Let’s go back to 2006; I was sitting on the examination table, staring, bewildered, at Doctor 3. She followed up, “Why don’t we give your husband a quick call and have him come in for genetic testing. Regardless of what you decide to do with the results, it’s better to know if you are carriers of genetic diseases.” I couldn’t argue with that. (For more information on what it means to be a carrier of a genetic disease, please see the Center’s website: https://www.jewishgenetics.org/FAQ).
Because I was 16 weeks along, the in-house genetic testing team had Steve’s blood drawn within an hour. We headed home that afternoon, where Steve gleefully called my mother to say, “Hi, Barb, I want to formally welcome you to the tribe!”

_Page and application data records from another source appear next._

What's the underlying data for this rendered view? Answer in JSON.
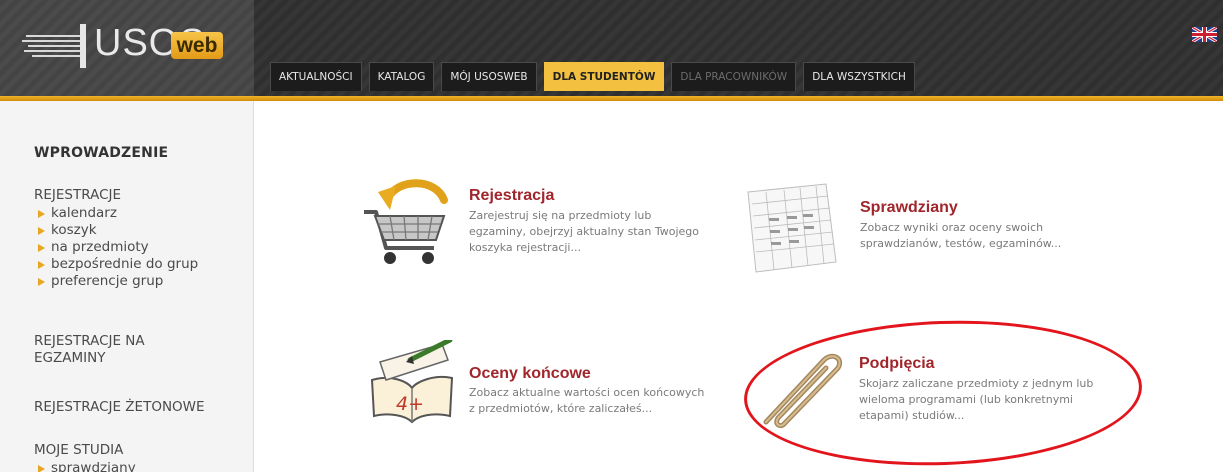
{
  "header": {
    "logo_text": "USOS",
    "logo_badge": "web",
    "language_flag": "uk-flag-icon",
    "tabs": [
      {
        "label": "AKTUALNOŚCI",
        "state": "normal"
      },
      {
        "label": "KATALOG",
        "state": "normal"
      },
      {
        "label": "MÓJ USOSWEB",
        "state": "normal"
      },
      {
        "label": "DLA STUDENTÓW",
        "state": "active"
      },
      {
        "label": "DLA PRACOWNIKÓW",
        "state": "disabled"
      },
      {
        "label": "DLA WSZYSTKICH",
        "state": "normal"
      }
    ]
  },
  "sidebar": {
    "heading": "WPROWADZENIE",
    "sections": [
      {
        "label": "REJESTRACJE",
        "items": [
          "kalendarz",
          "koszyk",
          "na przedmioty",
          "bezpośrednie do grup",
          "preferencje grup"
        ]
      },
      {
        "label_line1": "REJESTRACJE NA",
        "label_line2": "EGZAMINY"
      },
      {
        "label": "REJESTRACJE ŻETONOWE"
      },
      {
        "label": "MOJE STUDIA",
        "items": [
          "sprawdziany"
        ]
      }
    ]
  },
  "main": {
    "items": [
      {
        "title": "Rejestracja",
        "icon": "shopping-cart-icon",
        "desc": [
          "Zarejestruj się na przedmioty lub",
          "egzaminy, obejrzyj aktualny stan Twojego",
          "koszyka rejestracji..."
        ]
      },
      {
        "title": "Sprawdziany",
        "icon": "spreadsheet-icon",
        "desc": [
          "Zobacz wyniki oraz oceny swoich",
          "sprawdzianów, testów, egzaminów..."
        ]
      },
      {
        "title": "Oceny końcowe",
        "icon": "gradebook-icon",
        "grade": "4+",
        "desc": [
          "Zobacz aktualne wartości ocen końcowych",
          "z przedmiotów, które zaliczałeś..."
        ]
      },
      {
        "title": "Podpięcia",
        "icon": "paperclip-icon",
        "desc": [
          "Skojarz zaliczane przedmioty z jednym lub",
          "wieloma programami (lub konkretnymi",
          "etapami) studiów..."
        ]
      }
    ],
    "highlight_color": "#e2141c"
  }
}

Luckily for us, our results indicated that Steve was not a carrier for any of the major diseases tested. Steve and I have two fabulous, rambunctious children. As recommended, we completed a new round of genetic testing with each pregnancy. Since the field of genetics continues to evolve, it is important to check in with your health care provider to check for updated recommendations.
Although, our families were always supportive of our interfaith marriage, I am reminded that we did not break new ground. Interfaith relationships have always been a part of human history. As a result, carrier screening is important for all couples, whether both partners are fully Ashkenazi Jewish or neither are fully Ashkenazi Jewish, because ethnicity can be complicated. Learning about our DNA is a path that leads many of us to meet ancestry we never knew existed.

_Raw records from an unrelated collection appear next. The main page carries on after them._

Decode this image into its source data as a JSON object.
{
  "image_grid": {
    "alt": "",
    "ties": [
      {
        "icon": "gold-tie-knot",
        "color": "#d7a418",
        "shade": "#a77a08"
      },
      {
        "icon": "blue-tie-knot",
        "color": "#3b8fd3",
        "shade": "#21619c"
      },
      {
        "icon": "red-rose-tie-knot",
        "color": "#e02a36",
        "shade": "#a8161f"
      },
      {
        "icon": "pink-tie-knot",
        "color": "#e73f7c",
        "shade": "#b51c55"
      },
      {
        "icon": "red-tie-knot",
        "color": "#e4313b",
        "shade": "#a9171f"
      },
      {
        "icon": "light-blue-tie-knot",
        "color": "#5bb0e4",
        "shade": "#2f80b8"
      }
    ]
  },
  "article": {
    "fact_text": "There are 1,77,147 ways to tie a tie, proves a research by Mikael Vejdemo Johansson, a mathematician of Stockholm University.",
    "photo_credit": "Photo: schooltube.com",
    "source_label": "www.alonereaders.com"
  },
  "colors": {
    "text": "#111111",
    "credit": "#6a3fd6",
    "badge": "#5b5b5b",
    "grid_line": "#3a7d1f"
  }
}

Anderson, Mark. The battle for the fourteenth colony: America's war of liberation in Canada, 1774-1776. Hanover, New Hampshire: University Press of New England, 2013
Greer, Alan. Peasant, Lord, and Merchant: Rural Society in Three Quebec Parishes 1740-1840 (Social History of Canada, 39) Paperback – October 1, 1985. Toronto, Canada: University of Toronto Press, 1985.
InterfaithFamily is the premier resource supporting interfaith couples exploring Jewish life and inclusive Jewish communities. We offer educational content; connections to welcoming organizations, professionals and programs; resources and trainings for organizations, clergy and other program providers; and our InterfaithFamily/Your Community initiative, providing coordinated comprehensive offerings in local communities, including Atlanta, Boston, Chicago, Los Angeles, Philadelphia, the San Francisco Bay Area, and Washington, DC with a pilot affiliate program in Cleveland.